A recent series of posts in The Scholarly Kitchen discussed the pros and cons of RA 21: Resource Access for the 21st Century. What is RA 21, and how does it relate to more familiar means of authentication?
The current norm for authentication used by academic institutions is IP authentication. If a researcher originates within the IP range associated with an institution, s/he is presumed to be associated with that institution and entitled to resources provided by that institution. For a non-technical explanation of how IP (and other authentication methods) work see Understanding federated identity, RA21 and other authentication methods.
RA21 is a joint NISO/STM initiative "aimed at optimizing protocols across key stakeholder groups,
with a goal of facilitating a seamless user experience for consumers of
scientific communication." (https://ra21.org/index.php/what-is-ra21/). The basic assumption of this initiative is that IP range based authentication no longer works for users of scholarly information.
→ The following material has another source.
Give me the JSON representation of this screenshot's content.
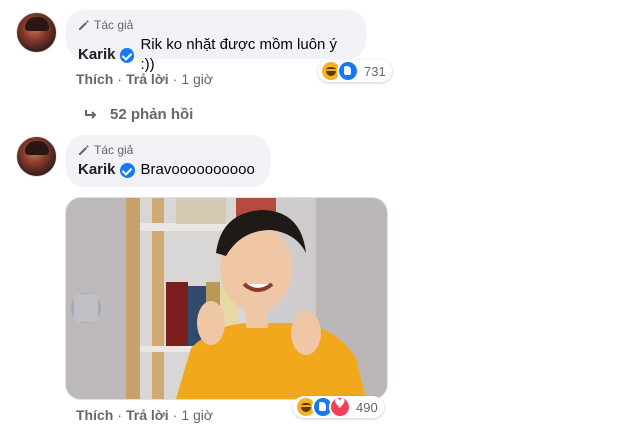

In place of IP authentication and proxy servers, use of a federated authentication model is proposed.
Hinchliffe and Schonfeld express concerns about patron privacy, which may be ameliorated by requirements of the EU General Data Protection Regulation (GDPR) scheduled for enforcement beginning in May 2018. Given some publisher's attempts to cover all aspects of scholarly work flow, would they be inclined to mine and monetize the information about a scholar's research patterns federated identity could generate? Additionally, access for walk-in users may also be an issue.
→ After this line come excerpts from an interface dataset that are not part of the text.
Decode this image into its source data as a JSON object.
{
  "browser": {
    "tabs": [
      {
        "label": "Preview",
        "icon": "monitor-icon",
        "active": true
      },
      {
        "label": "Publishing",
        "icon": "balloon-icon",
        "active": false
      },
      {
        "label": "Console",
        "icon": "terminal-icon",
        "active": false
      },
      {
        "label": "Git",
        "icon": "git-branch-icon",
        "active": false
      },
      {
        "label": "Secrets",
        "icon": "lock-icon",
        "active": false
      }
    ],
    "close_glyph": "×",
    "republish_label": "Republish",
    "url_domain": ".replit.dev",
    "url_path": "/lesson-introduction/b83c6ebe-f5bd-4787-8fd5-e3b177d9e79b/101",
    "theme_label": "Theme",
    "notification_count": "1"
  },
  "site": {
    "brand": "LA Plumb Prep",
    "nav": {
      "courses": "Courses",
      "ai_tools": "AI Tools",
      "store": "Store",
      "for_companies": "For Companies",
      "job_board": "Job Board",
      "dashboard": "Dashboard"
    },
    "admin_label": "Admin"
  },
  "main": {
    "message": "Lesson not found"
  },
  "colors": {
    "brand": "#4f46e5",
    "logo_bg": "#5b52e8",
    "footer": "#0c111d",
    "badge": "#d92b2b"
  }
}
RA21 is hardly a done deal, but it certainly bears monitoring.
Hinchliffe, Lisa Janicke What will you do when they come for your proxy server?
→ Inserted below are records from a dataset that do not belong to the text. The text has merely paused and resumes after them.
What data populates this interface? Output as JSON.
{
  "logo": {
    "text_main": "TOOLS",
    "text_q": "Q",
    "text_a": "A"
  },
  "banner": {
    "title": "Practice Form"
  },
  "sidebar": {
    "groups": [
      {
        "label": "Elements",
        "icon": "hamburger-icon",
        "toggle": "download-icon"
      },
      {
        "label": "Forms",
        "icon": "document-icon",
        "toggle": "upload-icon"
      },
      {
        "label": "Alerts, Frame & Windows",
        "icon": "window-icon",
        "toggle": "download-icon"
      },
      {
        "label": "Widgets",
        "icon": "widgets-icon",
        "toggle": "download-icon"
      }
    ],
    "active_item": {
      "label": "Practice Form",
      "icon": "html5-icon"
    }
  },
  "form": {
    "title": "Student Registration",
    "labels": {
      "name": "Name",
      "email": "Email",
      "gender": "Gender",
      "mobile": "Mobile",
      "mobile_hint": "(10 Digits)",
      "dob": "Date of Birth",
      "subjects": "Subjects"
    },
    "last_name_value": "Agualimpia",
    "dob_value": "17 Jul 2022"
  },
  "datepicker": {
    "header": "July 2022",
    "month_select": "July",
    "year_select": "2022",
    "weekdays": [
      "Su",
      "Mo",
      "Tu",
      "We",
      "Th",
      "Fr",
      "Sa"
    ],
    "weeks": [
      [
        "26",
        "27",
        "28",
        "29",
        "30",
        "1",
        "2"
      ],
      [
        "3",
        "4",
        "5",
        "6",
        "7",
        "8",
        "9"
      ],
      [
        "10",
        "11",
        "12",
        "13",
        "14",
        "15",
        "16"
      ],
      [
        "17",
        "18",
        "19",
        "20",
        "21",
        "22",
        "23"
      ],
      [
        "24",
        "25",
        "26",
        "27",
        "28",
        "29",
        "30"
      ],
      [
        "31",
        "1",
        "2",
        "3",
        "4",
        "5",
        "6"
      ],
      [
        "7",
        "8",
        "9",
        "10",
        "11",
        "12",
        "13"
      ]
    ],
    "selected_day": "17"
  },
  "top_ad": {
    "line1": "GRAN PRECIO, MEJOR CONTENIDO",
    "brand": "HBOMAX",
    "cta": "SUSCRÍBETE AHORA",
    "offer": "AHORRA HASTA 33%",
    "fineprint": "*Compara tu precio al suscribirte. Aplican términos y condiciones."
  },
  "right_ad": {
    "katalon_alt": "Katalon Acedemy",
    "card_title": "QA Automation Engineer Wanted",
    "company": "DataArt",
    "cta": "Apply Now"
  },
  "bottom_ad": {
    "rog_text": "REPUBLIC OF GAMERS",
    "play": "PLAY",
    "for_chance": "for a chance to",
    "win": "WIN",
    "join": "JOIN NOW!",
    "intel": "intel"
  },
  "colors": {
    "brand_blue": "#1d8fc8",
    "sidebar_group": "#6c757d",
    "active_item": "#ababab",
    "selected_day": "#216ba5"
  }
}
Schonfeld, Roger C. Identity is everything
Carpenter, Todd A. Myth busting: five commonly held misconceptions about RA21 (and one rumor confirmed)